▶ _Task instructions_:
Which lines in the records below contain the word "drawers"? Copy each one out.

*** Input records ***

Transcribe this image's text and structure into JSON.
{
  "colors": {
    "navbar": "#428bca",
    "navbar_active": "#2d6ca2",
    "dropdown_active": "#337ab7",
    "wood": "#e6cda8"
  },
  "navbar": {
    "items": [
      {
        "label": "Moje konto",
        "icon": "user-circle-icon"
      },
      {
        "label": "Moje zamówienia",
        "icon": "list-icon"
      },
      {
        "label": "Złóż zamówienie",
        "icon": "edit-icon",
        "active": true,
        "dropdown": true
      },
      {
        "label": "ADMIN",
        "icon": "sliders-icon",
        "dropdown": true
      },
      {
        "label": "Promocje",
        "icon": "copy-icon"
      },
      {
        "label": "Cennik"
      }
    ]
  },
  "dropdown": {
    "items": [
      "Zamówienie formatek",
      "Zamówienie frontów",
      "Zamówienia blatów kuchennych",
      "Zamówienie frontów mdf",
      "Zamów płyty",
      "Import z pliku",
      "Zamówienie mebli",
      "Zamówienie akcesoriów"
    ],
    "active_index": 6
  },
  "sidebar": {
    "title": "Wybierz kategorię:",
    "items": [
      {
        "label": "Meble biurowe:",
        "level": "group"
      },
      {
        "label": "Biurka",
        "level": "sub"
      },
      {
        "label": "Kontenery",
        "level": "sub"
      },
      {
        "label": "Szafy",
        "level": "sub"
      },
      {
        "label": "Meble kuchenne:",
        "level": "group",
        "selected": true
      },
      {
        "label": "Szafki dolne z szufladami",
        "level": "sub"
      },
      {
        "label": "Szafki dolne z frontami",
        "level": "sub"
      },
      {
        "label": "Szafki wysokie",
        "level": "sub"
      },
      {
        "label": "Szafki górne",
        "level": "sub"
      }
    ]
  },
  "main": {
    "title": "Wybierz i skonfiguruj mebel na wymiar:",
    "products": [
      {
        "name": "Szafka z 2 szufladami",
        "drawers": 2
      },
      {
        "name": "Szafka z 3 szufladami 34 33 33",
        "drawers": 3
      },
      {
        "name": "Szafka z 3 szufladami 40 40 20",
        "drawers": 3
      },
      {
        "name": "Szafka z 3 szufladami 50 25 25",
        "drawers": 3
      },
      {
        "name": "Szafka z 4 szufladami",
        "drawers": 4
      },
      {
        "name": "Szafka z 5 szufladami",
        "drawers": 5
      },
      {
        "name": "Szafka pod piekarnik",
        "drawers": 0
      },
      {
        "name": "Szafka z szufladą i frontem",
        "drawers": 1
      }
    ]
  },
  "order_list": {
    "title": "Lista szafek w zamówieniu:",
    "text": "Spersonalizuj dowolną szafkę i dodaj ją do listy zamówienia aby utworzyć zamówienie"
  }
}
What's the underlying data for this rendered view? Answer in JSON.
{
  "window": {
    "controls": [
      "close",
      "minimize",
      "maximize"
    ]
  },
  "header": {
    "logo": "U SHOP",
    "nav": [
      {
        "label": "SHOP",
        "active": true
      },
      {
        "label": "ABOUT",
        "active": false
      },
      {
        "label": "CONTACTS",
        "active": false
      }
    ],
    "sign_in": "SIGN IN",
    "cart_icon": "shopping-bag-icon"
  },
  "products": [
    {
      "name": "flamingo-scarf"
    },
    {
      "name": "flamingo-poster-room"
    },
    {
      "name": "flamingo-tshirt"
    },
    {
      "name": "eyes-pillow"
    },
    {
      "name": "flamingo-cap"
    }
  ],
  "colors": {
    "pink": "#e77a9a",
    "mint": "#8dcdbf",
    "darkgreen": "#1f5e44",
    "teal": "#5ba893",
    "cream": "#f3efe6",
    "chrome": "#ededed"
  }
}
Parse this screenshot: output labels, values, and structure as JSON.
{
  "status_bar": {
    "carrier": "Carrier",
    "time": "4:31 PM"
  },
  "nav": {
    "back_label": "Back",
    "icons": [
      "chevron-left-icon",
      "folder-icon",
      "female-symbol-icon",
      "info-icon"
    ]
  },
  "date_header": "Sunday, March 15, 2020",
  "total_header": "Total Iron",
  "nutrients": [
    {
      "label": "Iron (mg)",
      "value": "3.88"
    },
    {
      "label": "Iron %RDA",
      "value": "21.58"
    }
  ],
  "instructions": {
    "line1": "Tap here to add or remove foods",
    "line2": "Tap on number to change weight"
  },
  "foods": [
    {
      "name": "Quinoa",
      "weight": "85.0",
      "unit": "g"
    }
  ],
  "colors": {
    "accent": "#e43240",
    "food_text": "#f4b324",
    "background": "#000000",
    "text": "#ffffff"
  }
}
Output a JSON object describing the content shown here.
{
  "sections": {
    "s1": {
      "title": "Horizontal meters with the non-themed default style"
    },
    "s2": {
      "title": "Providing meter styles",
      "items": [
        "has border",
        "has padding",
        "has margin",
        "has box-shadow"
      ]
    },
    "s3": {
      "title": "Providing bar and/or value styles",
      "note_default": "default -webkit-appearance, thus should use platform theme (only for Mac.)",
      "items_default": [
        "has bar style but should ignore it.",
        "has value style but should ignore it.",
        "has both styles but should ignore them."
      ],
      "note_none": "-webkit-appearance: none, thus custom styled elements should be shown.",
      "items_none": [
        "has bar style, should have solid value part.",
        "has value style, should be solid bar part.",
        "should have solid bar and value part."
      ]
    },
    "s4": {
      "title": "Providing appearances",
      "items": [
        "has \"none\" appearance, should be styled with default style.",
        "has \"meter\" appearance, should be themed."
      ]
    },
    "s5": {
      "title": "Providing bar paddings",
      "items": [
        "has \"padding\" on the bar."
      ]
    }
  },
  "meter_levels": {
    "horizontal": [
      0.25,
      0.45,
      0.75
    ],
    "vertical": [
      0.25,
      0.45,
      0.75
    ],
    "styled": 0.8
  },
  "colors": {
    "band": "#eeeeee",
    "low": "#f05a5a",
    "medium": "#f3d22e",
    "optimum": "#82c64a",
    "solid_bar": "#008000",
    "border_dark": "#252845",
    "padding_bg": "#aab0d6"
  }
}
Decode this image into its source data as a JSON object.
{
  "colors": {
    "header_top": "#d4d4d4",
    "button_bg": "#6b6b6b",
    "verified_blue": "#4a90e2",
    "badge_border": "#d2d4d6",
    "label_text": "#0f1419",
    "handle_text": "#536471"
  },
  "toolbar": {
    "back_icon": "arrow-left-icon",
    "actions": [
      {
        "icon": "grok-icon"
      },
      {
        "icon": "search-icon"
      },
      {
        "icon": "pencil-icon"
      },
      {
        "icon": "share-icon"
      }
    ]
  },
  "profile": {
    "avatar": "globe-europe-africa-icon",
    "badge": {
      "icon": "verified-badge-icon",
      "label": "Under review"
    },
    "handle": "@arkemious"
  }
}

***

▶ _Response_:
        "drawers": 2
        "drawers": 3
        "drawers": 3
        "drawers": 3
        "drawers": 4
        "drawers": 5
        "drawers": 0
        "drawers": 1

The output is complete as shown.